Whenever a line in this data holds the word "JSON", report that line in full.

EXCERPTED RECORDS -
--------------------------------------------------

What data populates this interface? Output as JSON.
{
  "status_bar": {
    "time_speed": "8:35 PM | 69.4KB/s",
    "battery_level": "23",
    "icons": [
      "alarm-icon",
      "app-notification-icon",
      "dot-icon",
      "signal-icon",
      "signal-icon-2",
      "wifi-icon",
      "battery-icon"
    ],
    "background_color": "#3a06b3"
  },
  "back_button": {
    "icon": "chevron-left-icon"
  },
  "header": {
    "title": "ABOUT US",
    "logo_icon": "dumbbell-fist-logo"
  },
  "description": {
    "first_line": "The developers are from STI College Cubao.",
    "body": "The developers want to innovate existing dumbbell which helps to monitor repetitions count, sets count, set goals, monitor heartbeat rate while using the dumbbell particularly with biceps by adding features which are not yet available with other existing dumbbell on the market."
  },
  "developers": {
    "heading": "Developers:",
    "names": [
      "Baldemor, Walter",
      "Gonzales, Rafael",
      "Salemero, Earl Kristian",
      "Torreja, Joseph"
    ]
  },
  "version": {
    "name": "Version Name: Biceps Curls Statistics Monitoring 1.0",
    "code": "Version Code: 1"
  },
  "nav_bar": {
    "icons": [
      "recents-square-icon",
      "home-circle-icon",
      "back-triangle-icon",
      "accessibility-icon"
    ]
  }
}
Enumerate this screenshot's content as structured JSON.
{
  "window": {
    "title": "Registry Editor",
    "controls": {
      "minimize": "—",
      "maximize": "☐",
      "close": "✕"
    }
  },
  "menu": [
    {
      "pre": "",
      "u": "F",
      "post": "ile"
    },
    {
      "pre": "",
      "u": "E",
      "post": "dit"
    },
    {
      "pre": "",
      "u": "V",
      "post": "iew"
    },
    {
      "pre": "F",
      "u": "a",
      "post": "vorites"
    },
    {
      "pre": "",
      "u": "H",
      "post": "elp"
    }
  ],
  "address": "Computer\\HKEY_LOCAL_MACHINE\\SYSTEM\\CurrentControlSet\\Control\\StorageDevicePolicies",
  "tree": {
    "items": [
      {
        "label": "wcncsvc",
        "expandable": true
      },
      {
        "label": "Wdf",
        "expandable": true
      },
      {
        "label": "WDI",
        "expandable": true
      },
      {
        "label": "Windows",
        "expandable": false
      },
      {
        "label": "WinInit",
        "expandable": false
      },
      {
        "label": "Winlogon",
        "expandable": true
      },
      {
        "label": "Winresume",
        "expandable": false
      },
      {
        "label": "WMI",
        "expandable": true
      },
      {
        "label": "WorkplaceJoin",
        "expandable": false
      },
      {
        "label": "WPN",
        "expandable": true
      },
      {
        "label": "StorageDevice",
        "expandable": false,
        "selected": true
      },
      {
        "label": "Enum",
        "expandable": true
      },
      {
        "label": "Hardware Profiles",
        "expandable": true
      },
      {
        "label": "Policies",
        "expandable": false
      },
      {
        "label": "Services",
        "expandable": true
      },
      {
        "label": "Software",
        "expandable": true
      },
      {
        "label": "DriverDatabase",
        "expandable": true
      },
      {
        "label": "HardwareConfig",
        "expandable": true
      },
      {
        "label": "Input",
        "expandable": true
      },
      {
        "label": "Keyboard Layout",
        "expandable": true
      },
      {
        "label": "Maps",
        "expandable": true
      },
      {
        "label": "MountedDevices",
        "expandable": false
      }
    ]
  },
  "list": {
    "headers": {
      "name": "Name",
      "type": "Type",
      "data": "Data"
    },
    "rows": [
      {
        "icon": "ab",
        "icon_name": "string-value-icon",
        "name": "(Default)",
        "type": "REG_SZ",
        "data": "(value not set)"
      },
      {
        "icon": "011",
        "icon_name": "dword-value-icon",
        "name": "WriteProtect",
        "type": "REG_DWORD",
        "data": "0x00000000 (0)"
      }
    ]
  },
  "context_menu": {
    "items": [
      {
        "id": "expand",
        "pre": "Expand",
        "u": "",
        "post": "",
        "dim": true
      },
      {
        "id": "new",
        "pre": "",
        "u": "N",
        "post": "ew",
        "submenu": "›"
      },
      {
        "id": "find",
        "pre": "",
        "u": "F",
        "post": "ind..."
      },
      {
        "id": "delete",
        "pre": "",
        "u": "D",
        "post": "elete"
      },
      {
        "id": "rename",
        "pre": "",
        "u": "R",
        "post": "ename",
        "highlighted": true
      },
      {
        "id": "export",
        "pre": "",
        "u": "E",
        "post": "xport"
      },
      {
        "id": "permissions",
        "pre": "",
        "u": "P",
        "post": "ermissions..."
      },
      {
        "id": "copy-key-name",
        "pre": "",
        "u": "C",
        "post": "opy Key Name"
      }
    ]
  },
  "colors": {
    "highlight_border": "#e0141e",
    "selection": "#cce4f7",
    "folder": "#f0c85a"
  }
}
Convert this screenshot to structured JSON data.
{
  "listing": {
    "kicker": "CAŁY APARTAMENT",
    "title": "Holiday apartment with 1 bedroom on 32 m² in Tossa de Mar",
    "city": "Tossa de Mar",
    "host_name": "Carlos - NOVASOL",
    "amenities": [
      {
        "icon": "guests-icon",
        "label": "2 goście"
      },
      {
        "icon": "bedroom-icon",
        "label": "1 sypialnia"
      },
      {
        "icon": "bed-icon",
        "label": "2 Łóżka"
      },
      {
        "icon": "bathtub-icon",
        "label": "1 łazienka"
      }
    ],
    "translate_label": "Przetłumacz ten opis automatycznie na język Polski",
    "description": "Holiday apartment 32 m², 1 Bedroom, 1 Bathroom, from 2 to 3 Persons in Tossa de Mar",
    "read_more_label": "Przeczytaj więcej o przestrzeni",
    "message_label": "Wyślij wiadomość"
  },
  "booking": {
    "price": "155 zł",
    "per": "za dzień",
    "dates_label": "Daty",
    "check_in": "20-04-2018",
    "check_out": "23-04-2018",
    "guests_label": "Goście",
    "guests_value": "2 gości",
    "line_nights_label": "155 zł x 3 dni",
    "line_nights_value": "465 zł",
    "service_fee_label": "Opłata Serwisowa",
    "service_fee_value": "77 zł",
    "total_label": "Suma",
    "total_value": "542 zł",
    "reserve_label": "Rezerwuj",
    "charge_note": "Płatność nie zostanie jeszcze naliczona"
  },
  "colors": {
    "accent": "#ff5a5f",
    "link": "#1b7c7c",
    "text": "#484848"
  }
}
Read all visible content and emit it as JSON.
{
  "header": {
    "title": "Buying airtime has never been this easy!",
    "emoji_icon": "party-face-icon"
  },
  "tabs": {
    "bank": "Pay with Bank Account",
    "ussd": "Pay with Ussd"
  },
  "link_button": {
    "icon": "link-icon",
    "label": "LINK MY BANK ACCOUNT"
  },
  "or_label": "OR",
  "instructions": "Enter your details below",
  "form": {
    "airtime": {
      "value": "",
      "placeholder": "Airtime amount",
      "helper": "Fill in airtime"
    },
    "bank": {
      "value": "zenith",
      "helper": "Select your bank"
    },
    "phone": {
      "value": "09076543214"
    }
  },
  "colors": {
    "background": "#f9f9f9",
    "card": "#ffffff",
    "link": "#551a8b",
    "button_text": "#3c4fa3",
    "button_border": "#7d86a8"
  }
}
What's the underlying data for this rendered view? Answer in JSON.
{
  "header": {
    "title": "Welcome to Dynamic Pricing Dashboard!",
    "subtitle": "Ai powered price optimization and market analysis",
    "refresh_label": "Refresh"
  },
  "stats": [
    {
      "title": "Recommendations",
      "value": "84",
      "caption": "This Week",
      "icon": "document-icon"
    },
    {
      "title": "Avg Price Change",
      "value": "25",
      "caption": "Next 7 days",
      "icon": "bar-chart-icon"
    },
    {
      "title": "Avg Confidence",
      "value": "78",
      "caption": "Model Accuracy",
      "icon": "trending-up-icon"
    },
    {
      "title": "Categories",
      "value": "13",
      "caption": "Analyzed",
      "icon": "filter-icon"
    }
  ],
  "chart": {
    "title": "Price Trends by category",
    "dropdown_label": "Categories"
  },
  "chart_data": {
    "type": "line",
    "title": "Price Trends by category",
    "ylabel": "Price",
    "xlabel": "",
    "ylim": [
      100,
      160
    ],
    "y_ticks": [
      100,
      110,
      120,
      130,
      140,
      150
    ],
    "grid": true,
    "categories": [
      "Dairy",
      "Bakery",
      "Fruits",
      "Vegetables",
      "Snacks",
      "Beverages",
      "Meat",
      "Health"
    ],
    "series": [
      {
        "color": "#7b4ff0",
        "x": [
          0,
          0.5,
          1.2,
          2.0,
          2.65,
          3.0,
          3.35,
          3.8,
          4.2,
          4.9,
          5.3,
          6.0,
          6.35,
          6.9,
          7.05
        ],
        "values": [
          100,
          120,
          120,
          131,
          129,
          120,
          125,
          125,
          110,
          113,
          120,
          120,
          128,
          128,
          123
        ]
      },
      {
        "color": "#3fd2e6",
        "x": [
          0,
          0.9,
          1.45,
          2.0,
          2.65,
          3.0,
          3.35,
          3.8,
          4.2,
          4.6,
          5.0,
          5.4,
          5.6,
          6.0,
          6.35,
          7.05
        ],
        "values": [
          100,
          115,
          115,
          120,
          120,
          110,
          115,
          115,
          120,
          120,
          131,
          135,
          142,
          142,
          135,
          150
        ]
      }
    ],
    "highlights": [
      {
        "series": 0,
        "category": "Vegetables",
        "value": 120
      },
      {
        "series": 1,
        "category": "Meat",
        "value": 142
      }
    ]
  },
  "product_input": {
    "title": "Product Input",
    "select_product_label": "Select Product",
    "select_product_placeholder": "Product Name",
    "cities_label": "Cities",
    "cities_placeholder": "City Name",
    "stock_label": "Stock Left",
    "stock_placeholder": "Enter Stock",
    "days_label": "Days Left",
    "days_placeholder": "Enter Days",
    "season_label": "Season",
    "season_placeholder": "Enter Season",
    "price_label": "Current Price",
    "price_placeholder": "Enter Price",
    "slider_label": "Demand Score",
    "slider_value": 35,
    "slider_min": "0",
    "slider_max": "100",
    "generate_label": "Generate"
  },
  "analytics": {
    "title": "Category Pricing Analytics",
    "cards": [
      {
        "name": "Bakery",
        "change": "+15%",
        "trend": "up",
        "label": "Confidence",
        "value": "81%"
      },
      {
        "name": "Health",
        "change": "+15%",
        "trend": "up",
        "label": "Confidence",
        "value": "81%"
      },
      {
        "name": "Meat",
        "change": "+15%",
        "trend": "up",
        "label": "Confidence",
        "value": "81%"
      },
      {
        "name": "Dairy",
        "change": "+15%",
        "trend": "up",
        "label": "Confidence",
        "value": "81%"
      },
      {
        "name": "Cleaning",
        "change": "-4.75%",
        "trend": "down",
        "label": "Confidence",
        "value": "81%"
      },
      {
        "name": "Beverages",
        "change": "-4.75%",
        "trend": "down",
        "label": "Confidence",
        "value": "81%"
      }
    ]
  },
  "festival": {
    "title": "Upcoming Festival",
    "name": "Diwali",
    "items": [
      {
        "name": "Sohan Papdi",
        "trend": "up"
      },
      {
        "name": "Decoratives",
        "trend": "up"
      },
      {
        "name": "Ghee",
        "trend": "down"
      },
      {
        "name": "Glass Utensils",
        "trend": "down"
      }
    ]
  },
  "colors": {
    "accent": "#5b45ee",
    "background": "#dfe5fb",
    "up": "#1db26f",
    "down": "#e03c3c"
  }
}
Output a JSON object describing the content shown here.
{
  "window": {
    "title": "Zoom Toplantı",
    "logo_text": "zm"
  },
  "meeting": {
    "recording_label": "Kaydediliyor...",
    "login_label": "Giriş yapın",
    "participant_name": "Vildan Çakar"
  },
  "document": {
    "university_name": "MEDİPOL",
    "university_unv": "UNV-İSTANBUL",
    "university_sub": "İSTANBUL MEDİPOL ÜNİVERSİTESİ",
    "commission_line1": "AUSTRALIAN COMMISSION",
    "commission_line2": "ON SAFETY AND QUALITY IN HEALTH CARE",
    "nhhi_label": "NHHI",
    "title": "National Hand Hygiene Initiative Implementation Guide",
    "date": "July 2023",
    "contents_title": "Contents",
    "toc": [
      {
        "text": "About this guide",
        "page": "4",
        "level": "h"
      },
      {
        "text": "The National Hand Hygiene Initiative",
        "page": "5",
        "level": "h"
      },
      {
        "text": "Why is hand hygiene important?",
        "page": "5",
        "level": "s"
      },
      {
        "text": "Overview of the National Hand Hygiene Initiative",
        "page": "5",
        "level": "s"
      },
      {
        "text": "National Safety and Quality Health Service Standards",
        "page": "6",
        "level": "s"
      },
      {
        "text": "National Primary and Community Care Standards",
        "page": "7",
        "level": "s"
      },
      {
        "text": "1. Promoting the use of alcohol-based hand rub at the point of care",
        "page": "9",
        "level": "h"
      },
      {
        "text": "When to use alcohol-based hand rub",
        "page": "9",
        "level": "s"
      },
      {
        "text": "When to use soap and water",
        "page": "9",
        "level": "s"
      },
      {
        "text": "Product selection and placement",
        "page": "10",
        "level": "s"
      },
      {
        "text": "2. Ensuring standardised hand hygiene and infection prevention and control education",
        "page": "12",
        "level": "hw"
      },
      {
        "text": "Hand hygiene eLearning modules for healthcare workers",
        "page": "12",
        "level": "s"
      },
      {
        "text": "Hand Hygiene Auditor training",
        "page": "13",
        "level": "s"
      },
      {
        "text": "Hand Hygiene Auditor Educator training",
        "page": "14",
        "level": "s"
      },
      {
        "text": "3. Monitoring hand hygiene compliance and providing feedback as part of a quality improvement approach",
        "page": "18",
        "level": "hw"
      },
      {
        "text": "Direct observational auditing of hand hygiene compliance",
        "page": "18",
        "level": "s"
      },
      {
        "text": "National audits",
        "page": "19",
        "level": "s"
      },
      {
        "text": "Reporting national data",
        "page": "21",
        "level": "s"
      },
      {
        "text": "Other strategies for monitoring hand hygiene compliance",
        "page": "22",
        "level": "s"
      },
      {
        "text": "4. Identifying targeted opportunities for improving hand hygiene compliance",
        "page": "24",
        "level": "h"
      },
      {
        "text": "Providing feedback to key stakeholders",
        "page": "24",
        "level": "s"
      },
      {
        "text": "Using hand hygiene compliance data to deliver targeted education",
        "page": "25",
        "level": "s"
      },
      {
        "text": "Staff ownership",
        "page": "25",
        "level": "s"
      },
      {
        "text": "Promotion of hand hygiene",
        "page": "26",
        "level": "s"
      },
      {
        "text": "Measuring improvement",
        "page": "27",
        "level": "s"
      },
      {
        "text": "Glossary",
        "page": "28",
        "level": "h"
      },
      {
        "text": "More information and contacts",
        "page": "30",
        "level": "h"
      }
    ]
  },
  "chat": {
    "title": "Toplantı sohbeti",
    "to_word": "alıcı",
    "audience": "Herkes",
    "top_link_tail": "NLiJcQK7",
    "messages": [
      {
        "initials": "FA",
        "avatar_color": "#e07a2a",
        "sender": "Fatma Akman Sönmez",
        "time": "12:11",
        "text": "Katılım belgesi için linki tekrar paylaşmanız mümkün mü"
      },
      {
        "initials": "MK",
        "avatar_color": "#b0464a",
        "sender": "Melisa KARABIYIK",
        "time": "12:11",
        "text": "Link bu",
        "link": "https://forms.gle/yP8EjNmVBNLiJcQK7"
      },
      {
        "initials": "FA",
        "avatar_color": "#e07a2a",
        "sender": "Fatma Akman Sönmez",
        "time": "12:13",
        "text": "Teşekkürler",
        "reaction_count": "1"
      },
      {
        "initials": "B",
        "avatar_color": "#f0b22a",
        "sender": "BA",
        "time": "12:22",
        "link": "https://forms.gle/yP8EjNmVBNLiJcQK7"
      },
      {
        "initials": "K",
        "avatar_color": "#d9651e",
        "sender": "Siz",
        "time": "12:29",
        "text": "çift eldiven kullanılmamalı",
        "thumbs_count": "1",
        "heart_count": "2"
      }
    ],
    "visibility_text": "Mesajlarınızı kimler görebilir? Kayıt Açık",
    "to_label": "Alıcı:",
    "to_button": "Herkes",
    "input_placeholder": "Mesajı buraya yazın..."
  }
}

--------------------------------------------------

RESPONSE TO THE EXERCISE -
What data populates this interface? Output as JSON.
Enumerate this screenshot's content as structured JSON.
Convert this screenshot to structured JSON data.
Read all visible content and emit it as JSON.
What's the underlying data for this rendered view? Answer in JSON.
Output a JSON object describing the content shown here.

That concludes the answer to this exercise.